> **INPUT MATERIAL**:
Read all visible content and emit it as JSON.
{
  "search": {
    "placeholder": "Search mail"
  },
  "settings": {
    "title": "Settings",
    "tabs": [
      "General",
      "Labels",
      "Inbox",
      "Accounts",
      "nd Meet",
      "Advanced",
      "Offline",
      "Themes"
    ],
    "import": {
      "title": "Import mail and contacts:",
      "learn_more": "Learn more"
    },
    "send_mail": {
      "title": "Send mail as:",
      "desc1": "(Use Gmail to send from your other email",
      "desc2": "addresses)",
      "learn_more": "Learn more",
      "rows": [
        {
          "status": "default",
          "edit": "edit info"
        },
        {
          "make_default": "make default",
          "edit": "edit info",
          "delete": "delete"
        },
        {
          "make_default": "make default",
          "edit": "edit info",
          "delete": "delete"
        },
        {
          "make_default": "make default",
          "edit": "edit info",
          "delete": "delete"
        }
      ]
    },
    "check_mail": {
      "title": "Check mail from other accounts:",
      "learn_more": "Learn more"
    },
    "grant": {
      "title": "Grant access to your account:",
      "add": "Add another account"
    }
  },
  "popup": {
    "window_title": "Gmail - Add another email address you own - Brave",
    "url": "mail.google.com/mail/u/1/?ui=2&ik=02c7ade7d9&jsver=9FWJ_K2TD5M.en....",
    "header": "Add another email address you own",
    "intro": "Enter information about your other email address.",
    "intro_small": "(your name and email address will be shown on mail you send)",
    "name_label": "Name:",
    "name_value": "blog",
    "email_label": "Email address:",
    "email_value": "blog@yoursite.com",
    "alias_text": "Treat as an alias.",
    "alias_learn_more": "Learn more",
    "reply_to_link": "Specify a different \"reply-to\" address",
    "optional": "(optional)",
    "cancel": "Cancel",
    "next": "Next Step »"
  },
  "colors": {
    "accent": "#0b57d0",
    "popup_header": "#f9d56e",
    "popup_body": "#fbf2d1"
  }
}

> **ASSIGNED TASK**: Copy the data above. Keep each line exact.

> **REPLY TO THE TASK**:
Read all visible content and emit it as JSON.
{
  "search": {
    "placeholder": "Search mail"
  },
  "settings": {
    "title": "Settings",
    "tabs": [
      "General",
      "Labels",
      "Inbox",
      "Accounts",
      "nd Meet",
      "Advanced",
      "Offline",
      "Themes"
    ],
    "import": {
      "title": "Import mail and contacts:",
      "learn_more": "Learn more"
    },
    "send_mail": {
      "title": "Send mail as:",
      "desc1": "(Use Gmail to send from your other email",
      "desc2": "addresses)",
      "learn_more": "Learn more",
      "rows": [
        {
          "status": "default",
          "edit": "edit info"
        },
        {
          "make_default": "make default",
          "edit": "edit info",
          "delete": "delete"
        },
        {
          "make_default": "make default",
          "edit": "edit info",
          "delete": "delete"
        },
        {
          "make_default": "make default",
          "edit": "edit info",
          "delete": "delete"
        }
      ]
    },
    "check_mail": {
      "title": "Check mail from other accounts:",
      "learn_more": "Learn more"
    },
    "grant": {
      "title": "Grant access to your account:",
      "add": "Add another account"
    }
  },
  "popup": {
    "window_title": "Gmail - Add another email address you own - Brave",
    "url": "mail.google.com/mail/u/1/?ui=2&ik=02c7ade7d9&jsver=9FWJ_K2TD5M.en....",
    "header": "Add another email address you own",
    "intro": "Enter information about your other email address.",
    "intro_small": "(your name and email address will be shown on mail you send)",
    "name_label": "Name:",
    "name_value": "blog",
    "email_label": "Email address:",
    "email_value": "blog@yoursite.com",
    "alias_text": "Treat as an alias.",
    "alias_learn_more": "Learn more",
    "reply_to_link": "Specify a different \"reply-to\" address",
    "optional": "(optional)",
    "cancel": "Cancel",
    "next": "Next Step »"
  },
  "colors": {
    "accent": "#0b57d0",
    "popup_header": "#f9d56e",
    "popup_body": "#fbf2d1"
  }
}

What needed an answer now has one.